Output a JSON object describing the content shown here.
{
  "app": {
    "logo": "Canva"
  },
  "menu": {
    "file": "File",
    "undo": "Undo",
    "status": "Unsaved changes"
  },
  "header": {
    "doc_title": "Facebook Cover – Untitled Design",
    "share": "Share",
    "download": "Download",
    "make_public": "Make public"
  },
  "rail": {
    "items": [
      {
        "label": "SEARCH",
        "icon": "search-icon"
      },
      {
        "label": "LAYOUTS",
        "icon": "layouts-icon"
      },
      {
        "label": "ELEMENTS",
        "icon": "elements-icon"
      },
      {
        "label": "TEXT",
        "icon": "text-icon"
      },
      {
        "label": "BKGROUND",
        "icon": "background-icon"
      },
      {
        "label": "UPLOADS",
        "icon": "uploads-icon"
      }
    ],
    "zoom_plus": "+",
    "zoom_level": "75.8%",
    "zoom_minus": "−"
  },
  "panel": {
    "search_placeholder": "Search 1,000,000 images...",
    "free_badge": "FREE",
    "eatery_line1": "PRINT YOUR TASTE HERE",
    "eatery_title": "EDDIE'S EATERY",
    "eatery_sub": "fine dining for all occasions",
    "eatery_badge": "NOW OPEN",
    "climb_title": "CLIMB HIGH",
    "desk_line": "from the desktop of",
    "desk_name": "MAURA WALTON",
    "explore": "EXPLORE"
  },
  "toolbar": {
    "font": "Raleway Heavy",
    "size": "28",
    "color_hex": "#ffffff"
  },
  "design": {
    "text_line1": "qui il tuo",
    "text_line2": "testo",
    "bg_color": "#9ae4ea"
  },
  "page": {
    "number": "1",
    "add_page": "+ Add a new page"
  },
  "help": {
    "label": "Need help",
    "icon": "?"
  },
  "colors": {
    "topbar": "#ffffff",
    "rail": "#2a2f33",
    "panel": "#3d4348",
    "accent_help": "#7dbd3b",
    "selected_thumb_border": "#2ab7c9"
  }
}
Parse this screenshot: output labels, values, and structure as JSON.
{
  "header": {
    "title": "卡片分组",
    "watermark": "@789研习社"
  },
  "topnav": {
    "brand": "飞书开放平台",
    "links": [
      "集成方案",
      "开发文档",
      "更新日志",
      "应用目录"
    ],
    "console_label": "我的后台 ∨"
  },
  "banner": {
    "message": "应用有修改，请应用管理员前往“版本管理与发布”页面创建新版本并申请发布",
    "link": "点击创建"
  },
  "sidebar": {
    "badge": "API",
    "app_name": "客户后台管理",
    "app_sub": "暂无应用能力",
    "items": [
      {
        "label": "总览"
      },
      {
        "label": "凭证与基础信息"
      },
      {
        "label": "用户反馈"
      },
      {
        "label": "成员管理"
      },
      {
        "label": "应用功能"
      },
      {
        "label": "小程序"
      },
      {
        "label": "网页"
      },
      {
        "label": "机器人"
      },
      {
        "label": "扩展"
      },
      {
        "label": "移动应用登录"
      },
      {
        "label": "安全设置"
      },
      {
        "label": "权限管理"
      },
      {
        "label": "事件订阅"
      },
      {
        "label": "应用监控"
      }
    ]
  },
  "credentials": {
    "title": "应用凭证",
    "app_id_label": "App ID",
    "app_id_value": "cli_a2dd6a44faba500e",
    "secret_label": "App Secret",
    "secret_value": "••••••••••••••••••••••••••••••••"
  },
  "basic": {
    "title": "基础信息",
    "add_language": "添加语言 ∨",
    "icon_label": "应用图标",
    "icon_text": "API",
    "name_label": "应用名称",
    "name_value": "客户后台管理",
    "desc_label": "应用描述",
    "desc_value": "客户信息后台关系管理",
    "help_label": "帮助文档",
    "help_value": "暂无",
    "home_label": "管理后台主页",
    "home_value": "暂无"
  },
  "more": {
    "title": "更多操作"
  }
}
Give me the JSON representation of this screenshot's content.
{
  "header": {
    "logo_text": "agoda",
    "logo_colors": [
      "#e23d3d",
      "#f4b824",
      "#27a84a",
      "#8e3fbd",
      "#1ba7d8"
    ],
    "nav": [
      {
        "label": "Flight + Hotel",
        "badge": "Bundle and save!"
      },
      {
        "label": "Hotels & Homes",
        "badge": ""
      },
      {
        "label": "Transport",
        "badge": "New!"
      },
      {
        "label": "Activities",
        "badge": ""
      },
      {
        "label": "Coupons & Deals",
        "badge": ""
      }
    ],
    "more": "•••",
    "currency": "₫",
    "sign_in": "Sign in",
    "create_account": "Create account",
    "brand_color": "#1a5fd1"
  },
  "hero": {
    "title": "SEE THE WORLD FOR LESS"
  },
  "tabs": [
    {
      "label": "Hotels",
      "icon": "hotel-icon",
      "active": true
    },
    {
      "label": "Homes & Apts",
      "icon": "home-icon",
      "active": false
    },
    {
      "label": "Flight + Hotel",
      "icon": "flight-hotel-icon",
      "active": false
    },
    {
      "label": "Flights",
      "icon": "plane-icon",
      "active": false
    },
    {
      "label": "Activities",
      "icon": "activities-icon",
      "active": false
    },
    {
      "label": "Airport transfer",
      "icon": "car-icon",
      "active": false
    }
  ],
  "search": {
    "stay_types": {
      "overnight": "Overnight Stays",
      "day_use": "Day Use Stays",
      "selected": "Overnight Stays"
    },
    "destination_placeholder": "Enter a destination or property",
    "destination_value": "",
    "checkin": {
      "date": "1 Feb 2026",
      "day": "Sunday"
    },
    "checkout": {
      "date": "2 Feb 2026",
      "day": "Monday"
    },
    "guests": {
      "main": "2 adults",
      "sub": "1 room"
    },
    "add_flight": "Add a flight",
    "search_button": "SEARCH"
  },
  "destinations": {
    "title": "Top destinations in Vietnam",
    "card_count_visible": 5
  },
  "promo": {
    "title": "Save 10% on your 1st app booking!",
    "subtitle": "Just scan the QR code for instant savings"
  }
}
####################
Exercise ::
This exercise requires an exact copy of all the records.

Output of the task ::
Output a JSON object describing the content shown here.
{
  "app": {
    "logo": "Canva"
  },
  "menu": {
    "file": "File",
    "undo": "Undo",
    "status": "Unsaved changes"
  },
  "header": {
    "doc_title": "Facebook Cover – Untitled Design",
    "share": "Share",
    "download": "Download",
    "make_public": "Make public"
  },
  "rail": {
    "items": [
      {
        "label": "SEARCH",
        "icon": "search-icon"
      },
      {
        "label": "LAYOUTS",
        "icon": "layouts-icon"
      },
      {
        "label": "ELEMENTS",
        "icon": "elements-icon"
      },
      {
        "label": "TEXT",
        "icon": "text-icon"
      },
      {
        "label": "BKGROUND",
        "icon": "background-icon"
      },
      {
        "label": "UPLOADS",
        "icon": "uploads-icon"
      }
    ],
    "zoom_plus": "+",
    "zoom_level": "75.8%",
    "zoom_minus": "−"
  },
  "panel": {
    "search_placeholder": "Search 1,000,000 images...",
    "free_badge": "FREE",
    "eatery_line1": "PRINT YOUR TASTE HERE",
    "eatery_title": "EDDIE'S EATERY",
    "eatery_sub": "fine dining for all occasions",
    "eatery_badge": "NOW OPEN",
    "climb_title": "CLIMB HIGH",
    "desk_line": "from the desktop of",
    "desk_name": "MAURA WALTON",
    "explore": "EXPLORE"
  },
  "toolbar": {
    "font": "Raleway Heavy",
    "size": "28",
    "color_hex": "#ffffff"
  },
  "design": {
    "text_line1": "qui il tuo",
    "text_line2": "testo",
    "bg_color": "#9ae4ea"
  },
  "page": {
    "number": "1",
    "add_page": "+ Add a new page"
  },
  "help": {
    "label": "Need help",
    "icon": "?"
  },
  "colors": {
    "topbar": "#ffffff",
    "rail": "#2a2f33",
    "panel": "#3d4348",
    "accent_help": "#7dbd3b",
    "selected_thumb_border": "#2ab7c9"
  }
}
Parse this screenshot: output labels, values, and structure as JSON.
{
  "header": {
    "title": "卡片分组",
    "watermark": "@789研习社"
  },
  "topnav": {
    "brand": "飞书开放平台",
    "links": [
      "集成方案",
      "开发文档",
      "更新日志",
      "应用目录"
    ],
    "console_label": "我的后台 ∨"
  },
  "banner": {
    "message": "应用有修改，请应用管理员前往“版本管理与发布”页面创建新版本并申请发布",
    "link": "点击创建"
  },
  "sidebar": {
    "badge": "API",
    "app_name": "客户后台管理",
    "app_sub": "暂无应用能力",
    "items": [
      {
        "label": "总览"
      },
      {
        "label": "凭证与基础信息"
      },
      {
        "label": "用户反馈"
      },
      {
        "label": "成员管理"
      },
      {
        "label": "应用功能"
      },
      {
        "label": "小程序"
      },
      {
        "label": "网页"
      },
      {
        "label": "机器人"
      },
      {
        "label": "扩展"
      },
      {
        "label": "移动应用登录"
      },
      {
        "label": "安全设置"
      },
      {
        "label": "权限管理"
      },
      {
        "label": "事件订阅"
      },
      {
        "label": "应用监控"
      }
    ]
  },
  "credentials": {
    "title": "应用凭证",
    "app_id_label": "App ID",
    "app_id_value": "cli_a2dd6a44faba500e",
    "secret_label": "App Secret",
    "secret_value": "••••••••••••••••••••••••••••••••"
  },
  "basic": {
    "title": "基础信息",
    "add_language": "添加语言 ∨",
    "icon_label": "应用图标",
    "icon_text": "API",
    "name_label": "应用名称",
    "name_value": "客户后台管理",
    "desc_label": "应用描述",
    "desc_value": "客户信息后台关系管理",
    "help_label": "帮助文档",
    "help_value": "暂无",
    "home_label": "管理后台主页",
    "home_value": "暂无"
  },
  "more": {
    "title": "更多操作"
  }
}
Give me the JSON representation of this screenshot's content.
{
  "header": {
    "logo_text": "agoda",
    "logo_colors": [
      "#e23d3d",
      "#f4b824",
      "#27a84a",
      "#8e3fbd",
      "#1ba7d8"
    ],
    "nav": [
      {
        "label": "Flight + Hotel",
        "badge": "Bundle and save!"
      },
      {
        "label": "Hotels & Homes",
        "badge": ""
      },
      {
        "label": "Transport",
        "badge": "New!"
      },
      {
        "label": "Activities",
        "badge": ""
      },
      {
        "label": "Coupons & Deals",
        "badge": ""
      }
    ],
    "more": "•••",
    "currency": "₫",
    "sign_in": "Sign in",
    "create_account": "Create account",
    "brand_color": "#1a5fd1"
  },
  "hero": {
    "title": "SEE THE WORLD FOR LESS"
  },
  "tabs": [
    {
      "label": "Hotels",
      "icon": "hotel-icon",
      "active": true
    },
    {
      "label": "Homes & Apts",
      "icon": "home-icon",
      "active": false
    },
    {
      "label": "Flight + Hotel",
      "icon": "flight-hotel-icon",
      "active": false
    },
    {
      "label": "Flights",
      "icon": "plane-icon",
      "active": false
    },
    {
      "label": "Activities",
      "icon": "activities-icon",
      "active": false
    },
    {
      "label": "Airport transfer",
      "icon": "car-icon",
      "active": false
    }
  ],
  "search": {
    "stay_types": {
      "overnight": "Overnight Stays",
      "day_use": "Day Use Stays",
      "selected": "Overnight Stays"
    },
    "destination_placeholder": "Enter a destination or property",
    "destination_value": "",
    "checkin": {
      "date": "1 Feb 2026",
      "day": "Sunday"
    },
    "checkout": {
      "date": "2 Feb 2026",
      "day": "Monday"
    },
    "guests": {
      "main": "2 adults",
      "sub": "1 room"
    },
    "add_flight": "Add a flight",
    "search_button": "SEARCH"
  },
  "destinations": {
    "title": "Top destinations in Vietnam",
    "card_count_visible": 5
  },
  "promo": {
    "title": "Save 10% on your 1st app booking!",
    "subtitle": "Just scan the QR code for instant savings"
  }
}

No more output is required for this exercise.